Dataset rows describing interfaces:
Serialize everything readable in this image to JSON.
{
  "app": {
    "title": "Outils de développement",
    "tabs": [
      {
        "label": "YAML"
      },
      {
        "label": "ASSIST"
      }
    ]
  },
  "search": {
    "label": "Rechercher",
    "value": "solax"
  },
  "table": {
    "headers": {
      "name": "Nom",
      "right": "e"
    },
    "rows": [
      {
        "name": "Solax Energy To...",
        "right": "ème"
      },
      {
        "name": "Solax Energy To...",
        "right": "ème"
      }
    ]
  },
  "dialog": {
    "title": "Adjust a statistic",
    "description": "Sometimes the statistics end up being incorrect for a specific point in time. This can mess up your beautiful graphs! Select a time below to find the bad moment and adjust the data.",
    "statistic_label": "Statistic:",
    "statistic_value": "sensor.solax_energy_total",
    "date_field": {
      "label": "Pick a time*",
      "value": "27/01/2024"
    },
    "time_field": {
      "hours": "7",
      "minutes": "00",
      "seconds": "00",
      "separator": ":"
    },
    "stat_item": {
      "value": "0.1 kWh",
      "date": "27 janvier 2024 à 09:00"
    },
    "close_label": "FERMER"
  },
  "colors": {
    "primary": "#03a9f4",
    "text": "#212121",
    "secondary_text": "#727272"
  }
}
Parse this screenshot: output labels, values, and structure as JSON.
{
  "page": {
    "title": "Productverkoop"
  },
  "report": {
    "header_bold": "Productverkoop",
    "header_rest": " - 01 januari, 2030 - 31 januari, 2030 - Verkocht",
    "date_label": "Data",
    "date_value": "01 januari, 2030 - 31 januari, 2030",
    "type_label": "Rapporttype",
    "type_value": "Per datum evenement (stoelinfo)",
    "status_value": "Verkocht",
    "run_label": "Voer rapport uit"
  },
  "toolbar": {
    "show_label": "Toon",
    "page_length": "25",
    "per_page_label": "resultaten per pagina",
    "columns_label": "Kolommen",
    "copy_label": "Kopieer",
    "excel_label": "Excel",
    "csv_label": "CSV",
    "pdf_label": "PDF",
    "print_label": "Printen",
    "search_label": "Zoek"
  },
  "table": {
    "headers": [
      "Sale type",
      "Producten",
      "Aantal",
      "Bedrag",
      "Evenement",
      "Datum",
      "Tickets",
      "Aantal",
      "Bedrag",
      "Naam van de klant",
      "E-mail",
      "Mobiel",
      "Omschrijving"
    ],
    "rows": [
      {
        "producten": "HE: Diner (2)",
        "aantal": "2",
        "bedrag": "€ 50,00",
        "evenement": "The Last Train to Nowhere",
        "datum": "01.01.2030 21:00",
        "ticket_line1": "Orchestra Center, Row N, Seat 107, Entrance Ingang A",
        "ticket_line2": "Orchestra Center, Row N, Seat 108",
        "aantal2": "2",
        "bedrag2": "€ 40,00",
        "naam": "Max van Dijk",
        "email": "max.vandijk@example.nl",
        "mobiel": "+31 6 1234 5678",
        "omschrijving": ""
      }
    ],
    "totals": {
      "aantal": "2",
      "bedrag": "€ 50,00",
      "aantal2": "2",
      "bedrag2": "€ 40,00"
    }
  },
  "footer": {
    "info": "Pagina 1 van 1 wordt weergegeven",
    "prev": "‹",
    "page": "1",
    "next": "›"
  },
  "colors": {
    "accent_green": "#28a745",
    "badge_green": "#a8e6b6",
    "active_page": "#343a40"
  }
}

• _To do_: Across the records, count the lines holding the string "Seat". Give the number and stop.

• _Exercise solution_: 2